Sahara. Like al-Qaida operations elsewhere, it tried to be a shadow umbrella
group for allied movements while its main actions involved the kidnapping of
Westerners. For instance, it allied with Ansar Dine, an Islamist group in Mali
that allies itself with the Tuareg rebellion there.
In recent months that
rebellion has carved out a separate state in northeast Mali. When the Malian
Islamist fighters captured Timbuktu they desecrated a 16th-century tomb that is
a UNESCO world heritage site.
Al-Shabab in Somalia also has its origins
in an earlier period. In the 1990s. during the civil war that engulfed Somalia,
an Islamist organization known as the Islamic Courts Union emerged as one of the
most powerful players in the country.
Unwisely, it sought out conflict
with Ethiopia by encouraging Islamic rebels across the border, and it was
eventually brought to the brink of defeat. In its place al- Shabab emerged in
2006. It has launched terrorist attacks in other African states, such as twin
bombings in Uganda in 2010, has imposed strict Islamic law and been responsible
for the public execution of teenage girls as “spies.”
Most worrying is
its global influence. In testimony to Congress, National Counterterrorism Center
director Michael Leiter noted that at least 20 US citizens had traveled to
Somalia since 2006 to aid the organization.
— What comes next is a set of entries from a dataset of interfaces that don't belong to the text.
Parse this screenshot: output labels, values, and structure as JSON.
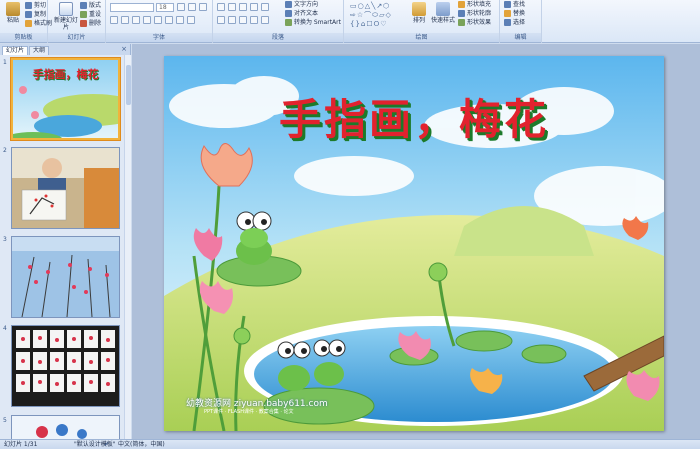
{
  "ribbon": {
    "clipboard": {
      "label": "剪贴板",
      "paste": "粘贴",
      "cut": "剪切",
      "copy": "复制",
      "format_painter": "格式刷"
    },
    "slides": {
      "label": "幻灯片",
      "new_slide": "新建幻灯片",
      "layout": "版式",
      "reset": "重设",
      "delete": "删除"
    },
    "font": {
      "label": "字体",
      "size_value": "18"
    },
    "paragraph": {
      "label": "段落",
      "text_direction": "文字方向",
      "align_text": "对齐文本",
      "smartart": "转换为 SmartArt"
    },
    "drawing": {
      "label": "绘图",
      "arrange": "排列",
      "quick_styles": "快速样式",
      "shape_fill": "形状填充",
      "shape_outline": "形状轮廓",
      "shape_effects": "形状效果"
    },
    "editing": {
      "label": "编辑",
      "find": "查找",
      "replace": "替换",
      "select": "选择"
    }
  },
  "left_pane": {
    "tabs": [
      "幻灯片",
      "大纲"
    ],
    "close": "×",
    "thumbnails": [
      {
        "num": "1",
        "title": "手指画，梅花"
      },
      {
        "num": "2"
      },
      {
        "num": "3"
      },
      {
        "num": "4"
      },
      {
        "num": "5"
      }
    ]
  },
  "slide": {
    "title": "手指画，梅花",
    "watermark": "幼教资源网 ziyuan.baby611.com",
    "watermark_sub": "PPT课件 · FLASH课件 · 教案合集 · 论文"
  },
  "status": {
    "slide_indicator": "幻灯片 1/31",
    "theme": "\"默认设计模板\"",
    "language": "中文(简体，中国)"
  },
  "colors": {
    "title_red": "#e2222e",
    "title_shadow": "#1d7a2a",
    "ribbon_bg": "#dbe7f7",
    "selection": "#f1b33c"
  }
}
On June 20, Pakistan arrested
a Frenchman of Algerian descent named Naaman Meziche. Meziche, who had lived in
Europe and known 9/11 hijacker Muhammad Atta, moved to Pakistan where he linked
up exiled fighters from the Islamic movement of Uzbekistan. The Pakistanis
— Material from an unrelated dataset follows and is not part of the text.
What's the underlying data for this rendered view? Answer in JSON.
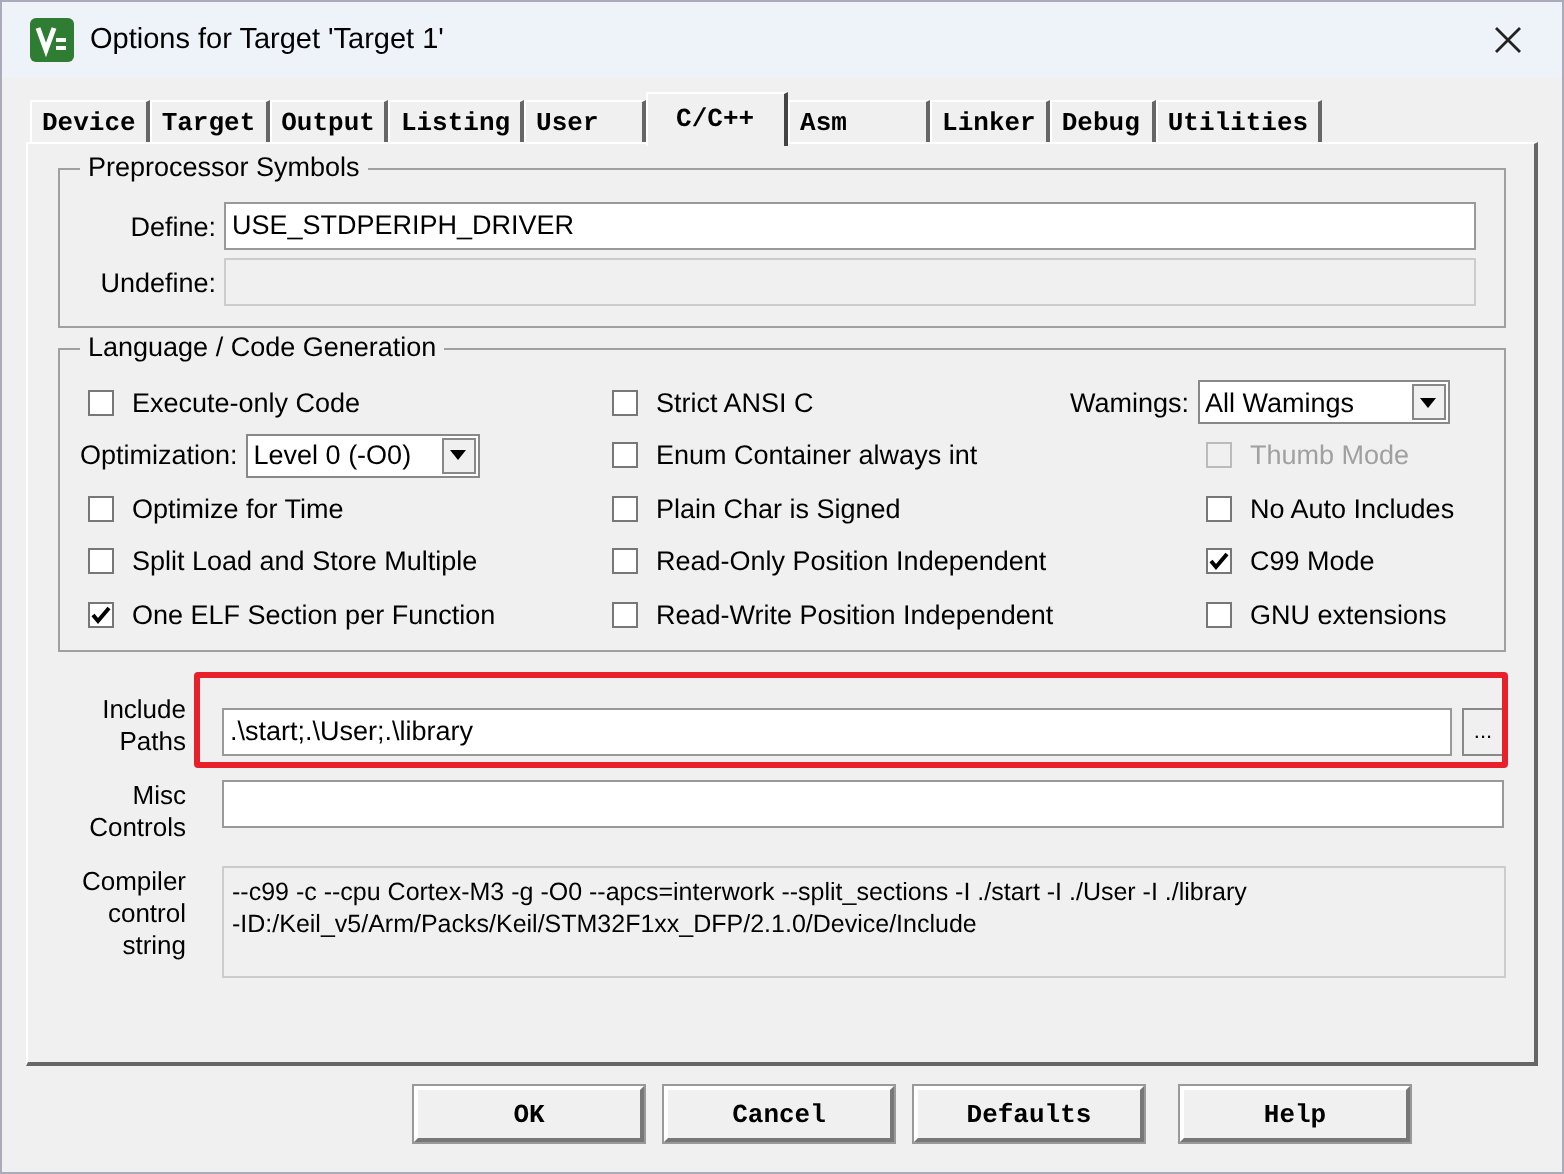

believed that he was set to move on to Yemen and then Somalia when he was
The recent explosion of violence in Nigeria at the hands of the
Boko Haram movement is also troubling.
Founded in 2001, Boko Haram aims
to enforce Shari’a law throughout Nigeria and has been responsible for weekly
bombings and attacks on churches throughout the country. According to recent
reports in Nigeria there are allegations that Boko Haram is receiving funding
from foreign sources and Gen. Ham has asserted that it is now working with
networks that lead back to AQIM and Shabaab. But there are skeptics.
January op-ed in The New York Times, Jean Herskovits, a professor at the State
University of New York, Purchase, argued that “there is no proof that a
well-organized, ideologically coherent terrorist group called Boko Haram even
Yet her claims are belied by recent actions of the group
that forced Nigerian President Goodluck Jonathan to sack his defense minister
and national security adviser on June 23.
Gen. Ham’s recent warnings in
Washington about the influence and cooperation of Islamist movements in Africa
should not fall on deaf ears. In February and April he made similar statements
about the very “real danger” that these groups pose. Recent attacks throughout
countries bordering the Sahara, combined with the weakening of state power in
Tunisia, Libya and parts of Egypt, mean this combined threat harms innocent
Africans and has the potential to spread terrorism to the Middle East, Europe